For companies like O'Rourke, selling the salvaged materials is critical.

"When we contemplate a job and price it, we essentially become the broker for the owner," said Sizemore. "We determine how much revenue can be generated from the recovery phase and take that value and credit it off of our bid initially to give the owner a net number. Then we manage the whole disposal of the materials — that takes out a lot of risk for the owner because they have a fixed value and we're motivated to get the highest dollar we can to maximize the project revenue."

The company has a solid and experienced work force.

"We're very blessed at O'Rourke to have a great group of long-term employees and all of our managers have more than 20 years of experience," he said. "Our personnel and managers are top notch and they do a phenomenal job. We don't have a lot of turnover as people typically stay with us for a long period of time. Our employees are our greatest asset."

Turfway Park is about 15 mi. from O'Rourke's main yard and while that may not appear to be a great distance, bringing the equipment to and from the site was a major challenge in terms of the paperwork and permits that were required.

The equipment was moved via super load Trail King 70-ton beam drag, with a tandem axle jeep trailer and a tandem axle stinger. O'Rourke has a fleet of heavy-haul trucks to pull the various trailers and mobilize its fleet of equipment, including multiple Talbert drag trailers.

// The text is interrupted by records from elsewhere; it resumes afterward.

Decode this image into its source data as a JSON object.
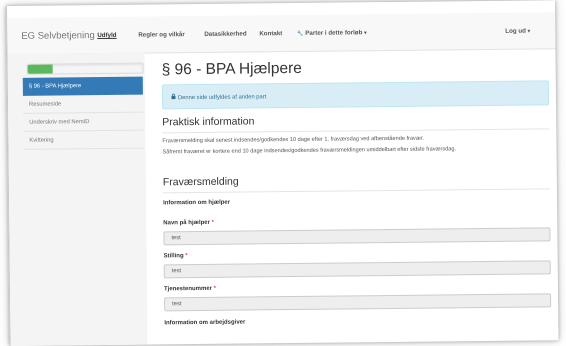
{
  "navbar": {
    "brand": "EG Selvbetjening",
    "items": [
      {
        "label": "Udfyld"
      },
      {
        "label": "Regler og vilkår"
      },
      {
        "label": "Datasikkerhed"
      },
      {
        "label": "Kontakt"
      },
      {
        "label": "Parter i dette forløb"
      }
    ],
    "logout_label": "Log ud",
    "caret": "▾",
    "wrench_icon": "🔧"
  },
  "progress": {
    "fraction": 0.22,
    "color": "#5cb85c"
  },
  "sidebar": {
    "items": [
      {
        "label": "§ 96 - BPA Hjælpere"
      },
      {
        "label": "Resumeside"
      },
      {
        "label": "Underskriv med NemID"
      },
      {
        "label": "Kvittering"
      }
    ]
  },
  "main": {
    "title": "§ 96 - BPA Hjælpere",
    "alert": {
      "icon": "lock-icon",
      "text": "Denne side udfyldes af anden part"
    },
    "practical_heading": "Praktisk information",
    "practical_lines": [
      "Fraværsmelding skal senest indsendes/godkendes 10 dage efter 1. fraværsdag ved afbenstående fravær.",
      "Såfremt fraværet er kortere end 10 dage indsendes/godkendes fraværsmeldingen umiddelbart efter sidste fraværsdag."
    ],
    "absence_heading": "Fraværsmelding",
    "helper_section_label": "Information om hjælper",
    "fields": [
      {
        "label": "Navn på hjælper",
        "required_mark": "*",
        "value": "test"
      },
      {
        "label": "Stilling",
        "required_mark": "*",
        "value": "test"
      },
      {
        "label": "Tjenestenummer",
        "required_mark": "*",
        "value": "test"
      }
    ],
    "employer_section_label": "Information om arbejdsgiver"
  },
  "colors": {
    "accent": "#337ab7",
    "alert_bg": "#d9edf7",
    "alert_text": "#31708f",
    "required": "#d9534f"
  }
}
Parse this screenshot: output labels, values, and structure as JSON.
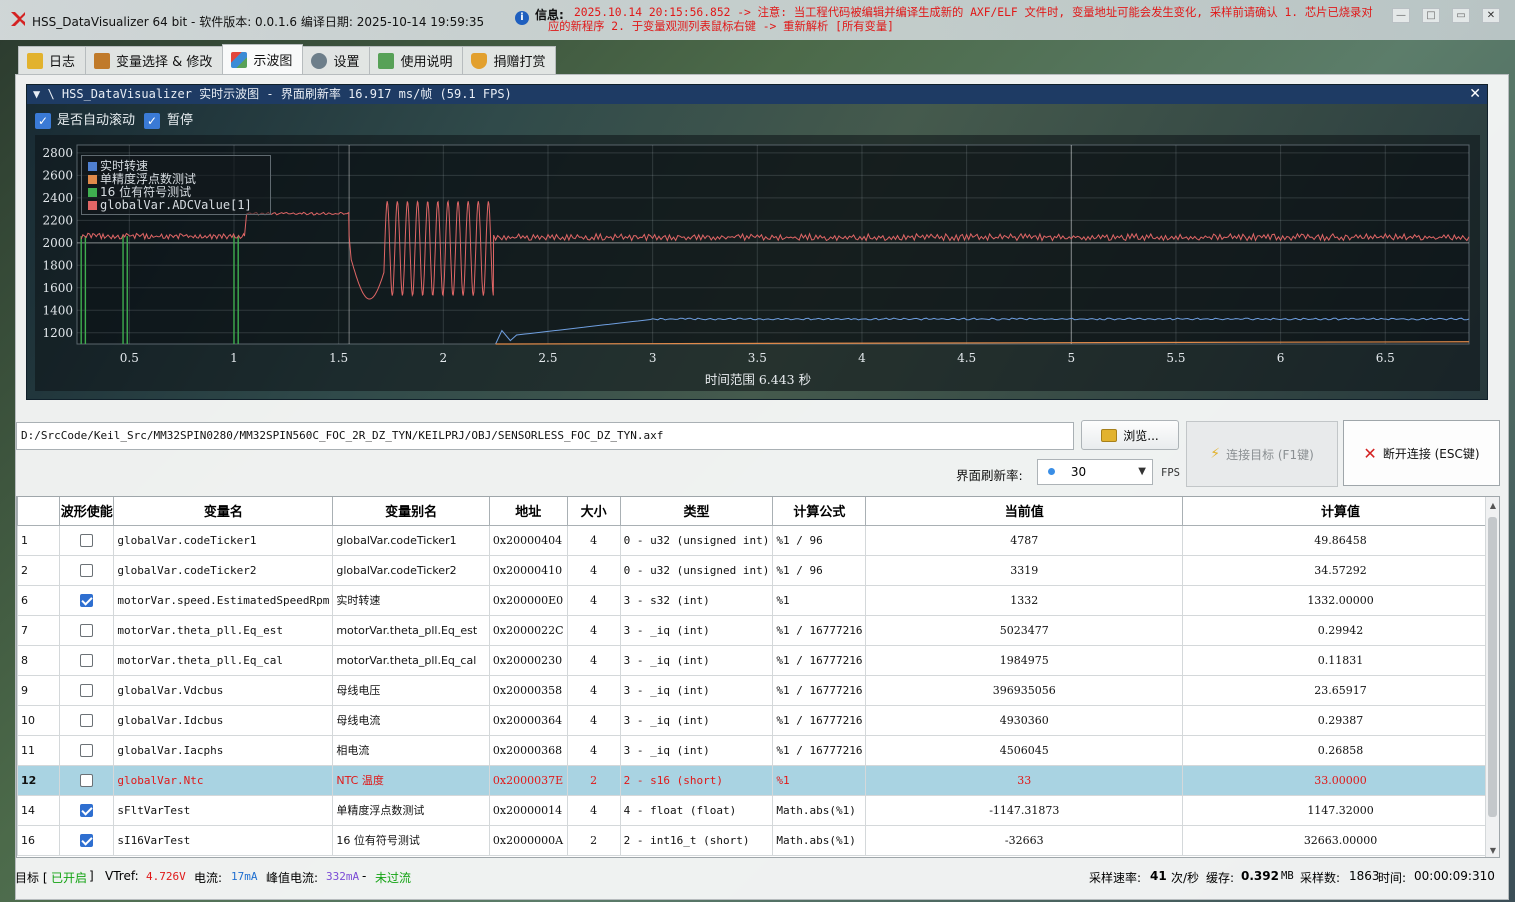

Once they are under way pulling heavy loads, they can attain speeds of close to 50 mph.

But the securing transport permits is the first step.

"It can take two weeks to get a permit," said Sizemore. "It's a tedious process and it takes a lot of planning. Usually you cannot fit a giant excavator onto one trailer. For example, our Komatsu PC1250 is a seven-trailer load."

The company purchases and rents equipment from Ohio CAT and Vandalia Tool Rental.

"They supported our daily operation," said Sizemore. "We have our staff of mechanics and welders that benefit from the rapid spare parts." CEG




Today's top stories

Lane Leads $135M Sunscoast Parkway Extension

VIDEO: New York's Plan to Replace Aging I-81 Viaduct in Syracuse Finally Comes into Focus

Allied Industrial Partners Acquires Cat Entertainment Services

Solid Performance in Second Quarter for Volvo Construction Equipment

Brasfield & Gorrie Brings Grandview Project to Life

Hills Machinery Opens ReNew Centers at Three Branches

S.C. Congresswoman Mace Tours May-RHI, Talks Infrastructure Plan, Industry Concerns

Highway Cap Over I-95 at Philly's Penn's Landing Delayed Another Two Years


 






ceg-logo ceg-logo ceg-logo ceg-logo ceg-logo